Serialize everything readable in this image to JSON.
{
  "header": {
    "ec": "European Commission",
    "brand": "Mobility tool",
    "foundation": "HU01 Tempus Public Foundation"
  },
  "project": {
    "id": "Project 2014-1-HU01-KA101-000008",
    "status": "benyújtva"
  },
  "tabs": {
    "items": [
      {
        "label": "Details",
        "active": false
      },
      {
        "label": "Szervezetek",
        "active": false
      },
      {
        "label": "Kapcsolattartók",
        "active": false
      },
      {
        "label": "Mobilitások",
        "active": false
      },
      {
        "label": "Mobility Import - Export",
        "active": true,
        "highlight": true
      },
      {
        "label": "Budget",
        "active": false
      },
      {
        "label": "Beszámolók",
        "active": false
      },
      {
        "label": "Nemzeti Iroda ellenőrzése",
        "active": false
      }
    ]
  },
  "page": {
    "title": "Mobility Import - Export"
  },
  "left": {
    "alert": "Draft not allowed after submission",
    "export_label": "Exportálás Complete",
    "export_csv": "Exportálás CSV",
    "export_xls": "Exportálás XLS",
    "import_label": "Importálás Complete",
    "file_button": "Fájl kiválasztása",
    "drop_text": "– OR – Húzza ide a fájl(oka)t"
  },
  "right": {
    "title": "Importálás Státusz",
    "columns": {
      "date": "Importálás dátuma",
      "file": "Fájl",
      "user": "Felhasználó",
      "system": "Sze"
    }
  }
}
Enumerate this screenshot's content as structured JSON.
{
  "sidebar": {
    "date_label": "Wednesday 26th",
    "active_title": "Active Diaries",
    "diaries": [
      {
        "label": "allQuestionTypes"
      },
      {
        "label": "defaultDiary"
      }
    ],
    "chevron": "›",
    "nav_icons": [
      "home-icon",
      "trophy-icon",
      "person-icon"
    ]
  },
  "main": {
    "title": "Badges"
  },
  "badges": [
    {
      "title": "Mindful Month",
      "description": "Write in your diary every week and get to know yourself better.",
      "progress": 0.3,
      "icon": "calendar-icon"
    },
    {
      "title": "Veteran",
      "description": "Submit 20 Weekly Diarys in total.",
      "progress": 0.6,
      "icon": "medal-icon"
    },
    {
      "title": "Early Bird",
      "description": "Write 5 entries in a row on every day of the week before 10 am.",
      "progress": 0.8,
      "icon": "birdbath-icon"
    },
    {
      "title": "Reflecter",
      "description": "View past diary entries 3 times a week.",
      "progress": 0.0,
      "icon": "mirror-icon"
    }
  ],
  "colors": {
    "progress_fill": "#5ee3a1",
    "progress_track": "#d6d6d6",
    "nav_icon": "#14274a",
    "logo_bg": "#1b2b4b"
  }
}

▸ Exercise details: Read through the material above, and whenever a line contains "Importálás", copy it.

▸ Output of the task:
    "import_label": "Importálás Complete",
    "title": "Importálás Státusz",
      "date": "Importálás dátuma",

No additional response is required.